## Task item
Pick out each line below containing "July".

Dataset rows for apps and sites
◇ ◇ ◇ ◇ ◇

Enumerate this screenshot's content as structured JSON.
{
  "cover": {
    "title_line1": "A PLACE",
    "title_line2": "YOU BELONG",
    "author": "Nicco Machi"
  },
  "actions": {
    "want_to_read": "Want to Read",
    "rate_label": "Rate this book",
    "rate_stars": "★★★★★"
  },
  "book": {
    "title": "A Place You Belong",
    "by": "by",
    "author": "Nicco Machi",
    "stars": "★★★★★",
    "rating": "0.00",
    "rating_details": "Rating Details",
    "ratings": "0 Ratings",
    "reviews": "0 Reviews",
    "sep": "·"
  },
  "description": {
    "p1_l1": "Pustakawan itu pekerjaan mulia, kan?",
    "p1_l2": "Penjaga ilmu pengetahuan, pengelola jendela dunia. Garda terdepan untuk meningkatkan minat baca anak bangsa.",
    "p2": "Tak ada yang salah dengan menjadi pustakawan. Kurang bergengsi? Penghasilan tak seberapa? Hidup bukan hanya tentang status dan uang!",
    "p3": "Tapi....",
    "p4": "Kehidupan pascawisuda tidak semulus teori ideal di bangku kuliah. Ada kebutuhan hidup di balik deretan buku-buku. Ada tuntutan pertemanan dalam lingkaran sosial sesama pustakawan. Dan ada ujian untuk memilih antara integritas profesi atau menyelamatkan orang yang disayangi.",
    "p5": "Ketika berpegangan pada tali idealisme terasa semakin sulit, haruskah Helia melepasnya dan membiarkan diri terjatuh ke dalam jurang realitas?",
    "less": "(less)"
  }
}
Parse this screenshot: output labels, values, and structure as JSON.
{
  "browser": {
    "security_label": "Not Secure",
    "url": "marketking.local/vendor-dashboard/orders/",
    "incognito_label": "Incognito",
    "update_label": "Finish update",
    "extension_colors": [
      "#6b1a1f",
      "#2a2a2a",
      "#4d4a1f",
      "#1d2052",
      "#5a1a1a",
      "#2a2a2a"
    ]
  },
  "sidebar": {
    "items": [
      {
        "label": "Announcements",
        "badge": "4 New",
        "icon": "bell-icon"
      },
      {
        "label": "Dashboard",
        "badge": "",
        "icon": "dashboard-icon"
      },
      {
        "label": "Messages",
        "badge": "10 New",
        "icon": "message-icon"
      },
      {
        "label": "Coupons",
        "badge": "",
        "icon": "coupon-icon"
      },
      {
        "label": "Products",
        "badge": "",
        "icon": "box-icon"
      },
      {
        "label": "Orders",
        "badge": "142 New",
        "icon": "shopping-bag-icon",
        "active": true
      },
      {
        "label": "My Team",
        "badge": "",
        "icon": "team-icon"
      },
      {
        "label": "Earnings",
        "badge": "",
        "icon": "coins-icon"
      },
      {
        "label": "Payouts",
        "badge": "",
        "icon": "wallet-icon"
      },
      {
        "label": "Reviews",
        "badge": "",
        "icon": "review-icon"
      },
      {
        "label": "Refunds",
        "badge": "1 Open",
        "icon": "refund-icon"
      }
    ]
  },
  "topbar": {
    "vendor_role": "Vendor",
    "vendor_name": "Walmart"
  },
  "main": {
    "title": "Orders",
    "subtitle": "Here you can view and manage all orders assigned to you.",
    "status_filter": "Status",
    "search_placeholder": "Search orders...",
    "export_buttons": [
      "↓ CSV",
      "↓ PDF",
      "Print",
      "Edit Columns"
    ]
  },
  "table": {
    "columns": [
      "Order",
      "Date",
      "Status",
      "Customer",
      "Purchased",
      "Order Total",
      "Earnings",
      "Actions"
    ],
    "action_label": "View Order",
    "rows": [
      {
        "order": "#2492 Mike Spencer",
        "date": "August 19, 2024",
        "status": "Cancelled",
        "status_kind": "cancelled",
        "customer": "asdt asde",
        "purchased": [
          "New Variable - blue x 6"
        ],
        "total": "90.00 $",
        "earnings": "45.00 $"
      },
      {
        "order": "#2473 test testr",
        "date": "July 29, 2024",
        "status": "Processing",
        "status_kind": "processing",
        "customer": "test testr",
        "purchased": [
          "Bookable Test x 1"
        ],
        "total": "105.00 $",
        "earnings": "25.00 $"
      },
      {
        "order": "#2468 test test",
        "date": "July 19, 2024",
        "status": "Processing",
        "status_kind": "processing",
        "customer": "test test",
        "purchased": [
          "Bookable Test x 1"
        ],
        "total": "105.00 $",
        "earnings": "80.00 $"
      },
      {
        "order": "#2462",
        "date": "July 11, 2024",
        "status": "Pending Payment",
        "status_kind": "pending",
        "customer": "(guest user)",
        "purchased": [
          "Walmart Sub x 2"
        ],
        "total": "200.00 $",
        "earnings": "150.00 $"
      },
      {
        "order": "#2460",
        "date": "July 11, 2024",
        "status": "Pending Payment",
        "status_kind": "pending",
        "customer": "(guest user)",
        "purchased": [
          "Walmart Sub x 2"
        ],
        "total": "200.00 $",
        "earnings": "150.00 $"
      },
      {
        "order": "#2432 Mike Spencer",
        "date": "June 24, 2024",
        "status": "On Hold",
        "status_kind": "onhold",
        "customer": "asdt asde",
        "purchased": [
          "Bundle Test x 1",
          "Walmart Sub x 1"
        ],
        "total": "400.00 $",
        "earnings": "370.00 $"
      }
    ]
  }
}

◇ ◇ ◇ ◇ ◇

## Worked solution
        "date": "July 29, 2024",
        "date": "July 19, 2024",
        "date": "July 11, 2024",
        "date": "July 11, 2024",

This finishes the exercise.